To access this feature, please Log In or Register for your Casebriefs Account.

Add to Library





Chapter 12


Nearly all of the rights guaranteed by the Constitution to individuals are protected only against interference by government. This is sometimes called the requirement of “state action.” However, sometimes even a private individual’s actions are found to be “state action,” and thus subject to the Constitution. Here are the main concepts in this Chapter:

  • “Public function” doctrine: Under the “public function” doctrine, if a private individual or group is entrusted by the state to perform functions that are traditionally viewed as governmental in nature, the private individual becomes an agent of the state, and he constitute “state action.” Therefore, his acts must obey the Constitution.
  • “State involvement” doctrine: Alternatively, a private individual’s conduct may be transformed into “state action” if the state is heavily involved in those activities. This is the “state involvement” branch of state-action doctrine. Examples are where:
    • the state “commands” or “requires” the private person’s action;
    • the state “encourages” the private party’s actions;
    • the state and the private actor have a “symbiotic” or “mutually beneficial” relationship;
    • the state is “entangled” with the private actor (e.g., they act together to carry out the action being challenged).



A. Only state conduct covered: Nearly all of the rights and liberties which the Constitution guarantees to individuals are protected only against interference by governmental entities. For instance, the guarantees of due process and equal protection, given by §1 of the Fourteenth Amendment, are introduced by the words “No State shall. … ”

1. Self-executing rights:  In fact, of the constitutional rights which are “self-executing” (i.e., capable of enforcement by courts even without specific congressional legislation enacted to enforce the right), only the Thirteenth Amendment’s prohibition on slavery (discussed infra, p. 484) includes private as well as governmental conduct. See Tribe, p. 1688, n. 1.

2. Need for “state action” doctrine:  Therefore, in virtually every litigation in which an individual argues that his constitutional rights have been violated, the court can grant relief only if it finds that there has been state action, i.e., some sort of participation by a governmental entity sufficient to make the particular constitutional provision applicable. This chapter examines the various ways in which the Supreme Court has gone about determining whether state action exists.

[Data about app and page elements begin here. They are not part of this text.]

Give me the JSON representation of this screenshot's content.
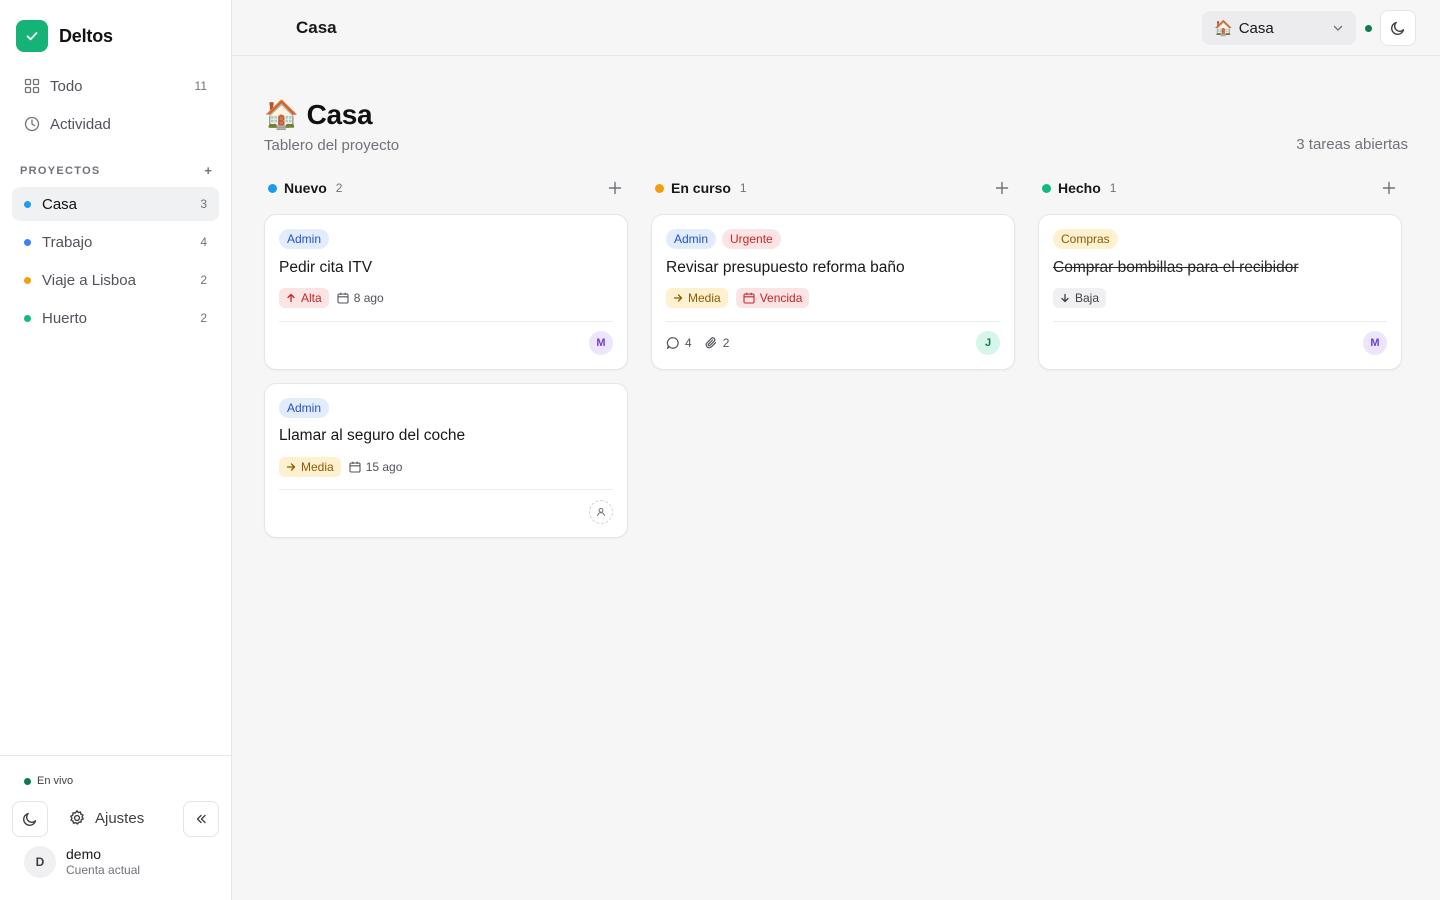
{
  "brand": {
    "name": "Deltos"
  },
  "nav": [
    {
      "label": "Todo",
      "count": "11"
    },
    {
      "label": "Actividad",
      "count": ""
    }
  ],
  "projects_section": {
    "label": "PROYECTOS",
    "add": "+"
  },
  "projects": [
    {
      "name": "Casa",
      "count": "3",
      "color": "#1d9bf0",
      "active": true
    },
    {
      "name": "Trabajo",
      "count": "4",
      "color": "#3b82f6"
    },
    {
      "name": "Viaje a Lisboa",
      "count": "2",
      "color": "#f59e0b"
    },
    {
      "name": "Huerto",
      "count": "2",
      "color": "#10b981"
    }
  ],
  "sidebar_footer": {
    "live_label": "En vivo",
    "settings_label": "Ajustes",
    "user": {
      "initial": "D",
      "name": "demo",
      "subtitle": "Cuenta actual"
    }
  },
  "topbar": {
    "title": "Casa",
    "project_select": {
      "emoji": "🏠",
      "value": "Casa"
    }
  },
  "page": {
    "emoji": "🏠",
    "title": "Casa",
    "subtitle": "Tablero del proyecto",
    "open_count": "3 tareas abiertas"
  },
  "columns": [
    {
      "name": "Nuevo",
      "count": "2",
      "color": "#1d9bf0",
      "cards": [
        {
          "tags": [
            "Admin"
          ],
          "title": "Pedir cita ITV",
          "priority": "Alta",
          "date": "8 ago",
          "assignee": "M"
        },
        {
          "tags": [
            "Admin"
          ],
          "title": "Llamar al seguro del coche",
          "priority": "Media",
          "date": "15 ago",
          "assignee": ""
        }
      ]
    },
    {
      "name": "En curso",
      "count": "1",
      "color": "#f59e0b",
      "cards": [
        {
          "tags": [
            "Admin",
            "Urgente"
          ],
          "title": "Revisar presupuesto reforma baño",
          "priority": "Media",
          "due": "Vencida",
          "comments": "4",
          "attachments": "2",
          "assignee": "J"
        }
      ]
    },
    {
      "name": "Hecho",
      "count": "1",
      "color": "#10b981",
      "cards": [
        {
          "tags": [
            "Compras"
          ],
          "title": "Comprar bombillas para el recibidor",
          "priority": "Baja",
          "assignee": "M",
          "done": true
        }
      ]
    }
  ]
}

Create New Group

Casebriefs is concerned with your security, please complete the following